The attorneys for the media interests countered Soghoian's first requested exemption by arguing that there is no real evidence of any current or future adverse effect on noninfringing use resulting from failed DRM-based services.  Companies that have closed their DRM operations have offered consumers remedies in the past and are likely to continue to do so in the future.  And even if they do not offer any remedies, consumers are legally bound by the companies' end user agreements that universally warn and disclaim responsibility for any future service failure.  Furthermore, the attorneys argued, any given copyrighted work, whether music or video, is available through various alternative sources for re-purchase in case one source ceases to operate.  As for the issue of consumers not reading end user agreements, that issue is currently before the FTC in a separate proceeding and should not be considered here because this rulemaking focuses on noninfringing use, and any use of content in violation of the end user agreements is automatically not noninfringing.  Regarding the researcher exemption, the attorneys pointed out that DRM allows media companies to offer content in a variety of innovative formats and test out new markets using emerging technologies, and therefore, such an exemption, which sends the message that any new scheme is hackable from day one, will deter innovation.  Further, this proceeding was intended by Congress only to address exemptions to circumvention, not the creation or manufacture of circumvention tools, which is categorically forbidden by the law.

While the panel questioned whether Soghoian had adduced evidence of any imminent harm resulting from failed DRM services and whether these exemptions, if granted, would be perpetual or near-perpetual as long as authentication server-based DRM exists in some form, they appeared at least equally troubled by the positions being taken by the copyright owner interests.  Several panel members seemed doubtful about whether there was any harm to copyright holders from granting the first exemption, since it would be limited to users who had already lawfully purchased the content whose protections would be circumvented.  At least one panel member admitted to not reading the end user agreement for iTunes before purchasing music from that store, and several others appeared troubled by the content owners' suggestion that consumers re-purchasing their entire media collection in case of a DRM service's failure is a reasonable alternative to granting the first exemption.  One panel member also doubtfully questioned the media attorneys on how they expected regular users to circumvent DRM on their own without the use of the second exemption if the first one were granted.

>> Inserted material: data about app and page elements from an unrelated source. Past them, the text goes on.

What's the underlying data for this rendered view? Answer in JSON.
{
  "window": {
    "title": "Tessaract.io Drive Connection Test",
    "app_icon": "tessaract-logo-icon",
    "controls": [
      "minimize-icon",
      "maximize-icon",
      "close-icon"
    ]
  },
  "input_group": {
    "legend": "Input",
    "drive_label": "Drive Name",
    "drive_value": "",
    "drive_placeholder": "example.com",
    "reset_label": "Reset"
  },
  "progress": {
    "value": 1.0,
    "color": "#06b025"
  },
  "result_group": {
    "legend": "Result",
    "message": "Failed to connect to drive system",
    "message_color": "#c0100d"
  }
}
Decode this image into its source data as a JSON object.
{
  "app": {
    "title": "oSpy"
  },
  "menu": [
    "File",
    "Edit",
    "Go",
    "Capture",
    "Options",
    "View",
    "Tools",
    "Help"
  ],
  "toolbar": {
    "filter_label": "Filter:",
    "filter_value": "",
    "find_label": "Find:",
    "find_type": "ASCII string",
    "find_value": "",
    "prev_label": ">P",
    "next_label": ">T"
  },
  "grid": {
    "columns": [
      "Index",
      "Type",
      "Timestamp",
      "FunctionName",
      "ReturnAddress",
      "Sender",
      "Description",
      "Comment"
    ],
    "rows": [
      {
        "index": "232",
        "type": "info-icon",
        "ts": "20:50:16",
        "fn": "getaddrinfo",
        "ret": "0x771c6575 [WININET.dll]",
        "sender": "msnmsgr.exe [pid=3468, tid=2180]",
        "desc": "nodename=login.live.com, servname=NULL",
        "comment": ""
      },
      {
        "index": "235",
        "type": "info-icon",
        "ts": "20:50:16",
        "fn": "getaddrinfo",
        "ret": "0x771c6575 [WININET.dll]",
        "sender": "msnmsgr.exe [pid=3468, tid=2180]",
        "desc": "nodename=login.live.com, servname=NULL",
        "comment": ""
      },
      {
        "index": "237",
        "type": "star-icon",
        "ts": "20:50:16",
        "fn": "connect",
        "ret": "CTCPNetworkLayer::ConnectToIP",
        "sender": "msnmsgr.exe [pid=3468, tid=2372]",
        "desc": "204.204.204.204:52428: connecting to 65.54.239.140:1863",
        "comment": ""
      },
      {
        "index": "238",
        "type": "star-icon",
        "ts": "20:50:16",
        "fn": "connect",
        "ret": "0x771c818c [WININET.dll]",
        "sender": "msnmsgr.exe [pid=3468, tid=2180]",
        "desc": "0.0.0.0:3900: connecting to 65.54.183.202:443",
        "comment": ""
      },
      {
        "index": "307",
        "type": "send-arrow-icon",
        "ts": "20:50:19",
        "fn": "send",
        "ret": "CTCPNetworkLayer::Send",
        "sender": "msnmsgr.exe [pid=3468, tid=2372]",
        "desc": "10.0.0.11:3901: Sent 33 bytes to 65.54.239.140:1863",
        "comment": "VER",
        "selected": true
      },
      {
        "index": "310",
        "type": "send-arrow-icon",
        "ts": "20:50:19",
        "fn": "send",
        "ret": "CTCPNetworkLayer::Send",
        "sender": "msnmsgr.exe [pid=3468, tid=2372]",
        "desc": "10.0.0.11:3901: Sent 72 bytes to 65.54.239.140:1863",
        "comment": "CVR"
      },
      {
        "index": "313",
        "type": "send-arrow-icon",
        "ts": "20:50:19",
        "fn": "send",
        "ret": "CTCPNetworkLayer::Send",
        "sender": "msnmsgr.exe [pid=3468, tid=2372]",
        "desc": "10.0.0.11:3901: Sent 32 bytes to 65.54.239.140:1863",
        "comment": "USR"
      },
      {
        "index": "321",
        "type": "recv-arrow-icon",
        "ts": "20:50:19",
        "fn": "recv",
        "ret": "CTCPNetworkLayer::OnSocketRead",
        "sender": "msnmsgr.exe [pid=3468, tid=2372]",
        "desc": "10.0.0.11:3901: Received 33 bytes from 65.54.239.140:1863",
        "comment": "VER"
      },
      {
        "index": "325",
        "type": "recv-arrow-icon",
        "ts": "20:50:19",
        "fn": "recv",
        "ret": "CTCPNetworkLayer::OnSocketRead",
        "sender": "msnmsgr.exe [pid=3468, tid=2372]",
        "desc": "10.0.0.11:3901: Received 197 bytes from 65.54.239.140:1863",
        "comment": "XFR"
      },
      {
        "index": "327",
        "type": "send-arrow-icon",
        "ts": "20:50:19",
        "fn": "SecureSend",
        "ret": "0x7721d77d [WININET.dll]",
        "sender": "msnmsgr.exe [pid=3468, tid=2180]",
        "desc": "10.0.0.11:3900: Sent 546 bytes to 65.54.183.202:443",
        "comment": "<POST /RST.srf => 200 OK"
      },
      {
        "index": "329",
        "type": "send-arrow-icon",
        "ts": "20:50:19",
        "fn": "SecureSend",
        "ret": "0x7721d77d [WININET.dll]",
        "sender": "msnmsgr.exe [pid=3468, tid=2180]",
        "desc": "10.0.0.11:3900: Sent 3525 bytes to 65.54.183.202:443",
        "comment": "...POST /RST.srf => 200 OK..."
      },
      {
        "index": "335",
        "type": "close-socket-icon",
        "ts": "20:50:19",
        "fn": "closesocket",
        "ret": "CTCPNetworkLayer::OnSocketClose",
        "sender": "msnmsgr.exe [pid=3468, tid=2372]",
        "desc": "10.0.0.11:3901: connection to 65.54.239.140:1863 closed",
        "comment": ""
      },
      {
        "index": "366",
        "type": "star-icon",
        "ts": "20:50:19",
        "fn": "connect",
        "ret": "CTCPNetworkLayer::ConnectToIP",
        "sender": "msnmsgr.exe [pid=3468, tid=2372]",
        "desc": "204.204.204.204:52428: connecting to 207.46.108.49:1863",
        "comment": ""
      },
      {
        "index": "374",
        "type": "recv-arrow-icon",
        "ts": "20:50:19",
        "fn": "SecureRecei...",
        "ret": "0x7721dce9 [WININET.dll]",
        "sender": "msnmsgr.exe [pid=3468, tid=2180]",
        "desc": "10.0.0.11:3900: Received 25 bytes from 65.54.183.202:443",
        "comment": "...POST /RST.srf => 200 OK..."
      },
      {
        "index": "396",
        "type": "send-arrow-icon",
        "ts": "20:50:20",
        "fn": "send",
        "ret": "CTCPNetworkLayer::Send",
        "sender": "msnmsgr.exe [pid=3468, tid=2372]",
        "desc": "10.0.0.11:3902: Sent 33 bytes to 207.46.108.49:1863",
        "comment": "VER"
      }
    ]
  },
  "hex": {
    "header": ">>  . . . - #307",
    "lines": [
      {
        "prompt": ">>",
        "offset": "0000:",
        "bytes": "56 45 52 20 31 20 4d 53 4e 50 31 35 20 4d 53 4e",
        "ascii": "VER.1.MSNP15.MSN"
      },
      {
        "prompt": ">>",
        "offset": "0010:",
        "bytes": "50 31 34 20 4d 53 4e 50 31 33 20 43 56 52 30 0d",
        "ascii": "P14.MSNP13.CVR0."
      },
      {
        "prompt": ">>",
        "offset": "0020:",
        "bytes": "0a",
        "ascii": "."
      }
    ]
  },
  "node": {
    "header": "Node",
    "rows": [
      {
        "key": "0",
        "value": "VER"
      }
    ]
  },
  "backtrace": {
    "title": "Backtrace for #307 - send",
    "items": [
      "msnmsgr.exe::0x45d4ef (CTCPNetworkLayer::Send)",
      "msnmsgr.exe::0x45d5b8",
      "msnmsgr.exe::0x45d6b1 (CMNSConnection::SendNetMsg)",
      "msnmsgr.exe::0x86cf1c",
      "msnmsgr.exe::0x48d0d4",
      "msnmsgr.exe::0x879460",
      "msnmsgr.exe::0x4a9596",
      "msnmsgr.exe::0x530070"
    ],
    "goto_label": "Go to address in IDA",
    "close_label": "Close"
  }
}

The Copyright Office will continue to hold hearings until May 8, 2009 and plans to release its recommendations for exemptions on October 28, 2009.

Last updated

May 7, 2009